He deflected a question as to whether a lack of confidence in the power running game contributed to his decision to kick the field goal on the second fourth-and-goal opportunity.
“The fact of the matter is we have to be able to get it in, one way or another. We tried several different ways and we have to keep trying. I think we were capable, we just didn’t do it today. We just had a few too many of those situations where we didn’t come up with a touchdown,” Caldwell said.
“Didn’t execute well enough. Just missed here and there. Didn’t protect well enough down there and didn’t run the ball well enough down there. We just didn’t function very well in that area,” Caldwell said.
Entering Sunday’s game, the Lions were tied for fifth in the NFL with a 60 percent touchdown rate in the red zone.
Said Stafford, “I think that’s something we’ve been good at this year. I feel like when we get into the red zone we’ve done a nice job of getting points. Tonight was a different case.”
Asked about the Lions’ inability to stiffen up and punch it in on the ground, Stafford said, “The first one was good and Dwayne almost got in. On the second one we just didn’t execute well enough. We had bodies for bodies, we just didn’t execute.”
On the play prior to the failed fourth-and-one, right tackle Rick Wagner was injured and taken out of the game. Stafford wasn’t sure if that was discussed when the Lions decided to go for it.
“That’s something probably between the head coach and Jim Bob. I was in the huddle the whole time on the field. As a QB I want to go for it every time, want to go out there and get 7. No matter what happens I’ll take the bullet for not getting us in,” Stafford said.
Asked if Wagner’s injury played a role in his decision-making process, Caldwell said, “We cover every single conceivable situation. We talk about it, we analyze it, we make a decision and we move forward. We think about all those things.”
Stafford, like Caldwell, defended the play-calling near the end zone.
“I think we had some good calls. We were close on Dwayne’s run twice, and just have to find a way to get it in. You get down there and rarely is it schemed up perfect. Guys have to go out there and make plays, and that’s me included. I have to go out there and hit guys when they’re open and our guys have to come down with it. In the run we have to do a little better down there, too,” Stafford said.
Stafford completed 27 throws for 423 yards on Sunday night, the latter a season high. But on passes inside the Steelers’ 20-yard line, he went 1-10 for six yards.

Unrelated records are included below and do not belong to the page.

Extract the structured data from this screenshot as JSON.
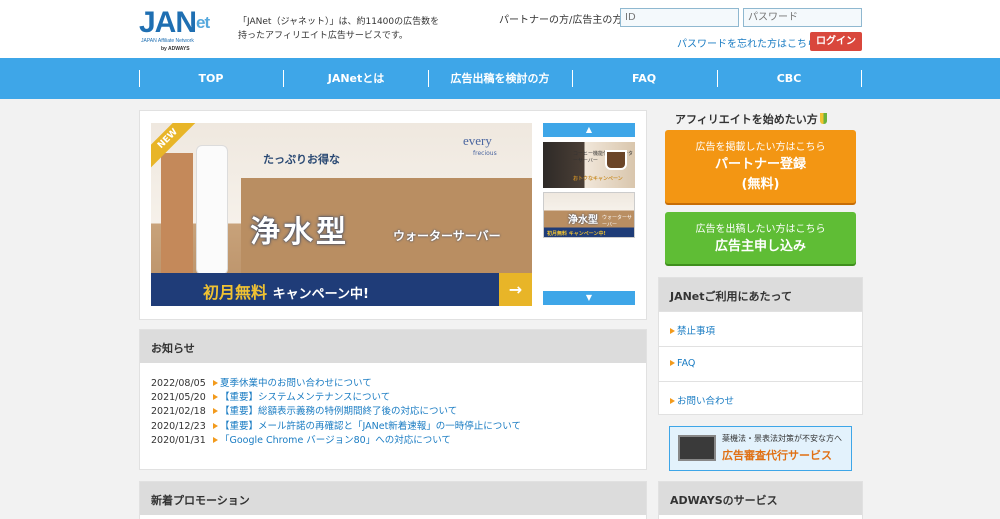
{
  "header": {
    "logo_text": "JANet",
    "logo_subtitle": "JAPAN Affiliate Network",
    "logo_by": "by ADWAYS",
    "intro_text": "「JANet（ジャネット）」は、約11400の広告数を持ったアフィリエイト広告サービスです。",
    "partner_label": "パートナーの方/広告主の方",
    "id_placeholder": "ID",
    "password_placeholder": "パスワード",
    "forgot_password": "パスワードを忘れた方はこちら",
    "login_button": "ログイン"
  },
  "nav": {
    "items": [
      {
        "label": "TOP"
      },
      {
        "label": "JANetとは"
      },
      {
        "label": "広告出稿を検討の方"
      },
      {
        "label": "FAQ"
      },
      {
        "label": "CBC"
      }
    ]
  },
  "hero": {
    "ribbon": "NEW",
    "tagline": "たっぷりお得な",
    "brand": "every",
    "brand_sub": "frecious",
    "title": "浄水型",
    "subtitle": "ウォーターサーバー",
    "banner_highlight": "初月無料",
    "banner_rest": "キャンペーン中!",
    "banner_arrow": "→"
  },
  "thumbnails": {
    "up_arrow": "▲",
    "down_arrow": "▼",
    "thumb1_text": "コーヒー機能付きウォーターサーバー",
    "thumb1_text2": "おトクなキャンペーン",
    "thumb2_title": "浄水型",
    "thumb2_sub": "ウォーターサーバー",
    "thumb2_banner": "初月無料 キャンペーン中!"
  },
  "news": {
    "heading": "お知らせ",
    "items": [
      {
        "date": "2022/08/05",
        "title": "夏季休業中のお問い合わせについて"
      },
      {
        "date": "2021/05/20",
        "title": "【重要】システムメンテナンスについて"
      },
      {
        "date": "2021/02/18",
        "title": "【重要】総額表示義務の特例期間終了後の対応について"
      },
      {
        "date": "2020/12/23",
        "title": "【重要】メール許諾の再確認と「JANet新着速報」の一時停止について"
      },
      {
        "date": "2020/01/31",
        "title": "「Google Chrome バージョン80」への対応について"
      }
    ]
  },
  "promo": {
    "heading": "新着プロモーション"
  },
  "sidebar": {
    "affiliate_heading": "アフィリエイトを始めたい方",
    "partner_cta": {
      "sub": "広告を掲載したい方はこちら",
      "main_line1": "パートナー登録",
      "main_line2": "(無料)"
    },
    "advertiser_cta": {
      "sub": "広告を出稿したい方はこちら",
      "main": "広告主申し込み"
    },
    "info_heading": "JANetご利用にあたって",
    "info_items": [
      {
        "label": "禁止事項"
      },
      {
        "label": "FAQ"
      },
      {
        "label": "お問い合わせ"
      }
    ],
    "review_banner": {
      "line1": "薬機法・景表法対策が不安な方へ",
      "line2": "広告審査代行サービス"
    },
    "adways_heading": "ADWAYSのサービス"
  },
  "colors": {
    "nav_blue": "#3ea6e8",
    "login_red": "#d9473c",
    "cta_orange": "#f39613",
    "cta_green": "#5fbd35",
    "link_blue": "#1a7cc3"
  }
}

He also called an audible to a draw play to Theo Riddick on third-and-five from the Steelers’ six-yard line with 2:06 to play. Riddick was quickly tackled for a two-yard loss.
“Yeah, I checked into that. We just didn’t execute it well, and that’s on me to get everybody on the same page,” said Stafford, noting the Steelers were in drop-eight coverage on the play.
As for the sack he took on fourth-and-goal in the third quarter, Stafford confirmed it was a pass play that broke down when the Steelers had all of his options covered.
“They were dropping a lot of guys into coverage, thought I had a chance to maybe step up and make a play. Their guys did a good job rallying and tackling me,” said Stafford.
The Lions gained a total of 482 yards on Sunday night, the third most in NFL history by a team that was held out of the end zone.
“If we had put it in the end zone, you would have called this a breakout performance,” said Stafford. “From 20 to 20, we were playing as good as football as we have this year.”
Said Caldwell, “We had some big plays there. It’s a bit of a situation where you don’t feel good about obviously losing the game, but also just the fact that we didn’t put the ball in the end zone. If you have to kick field goals all day it’s not ideal.”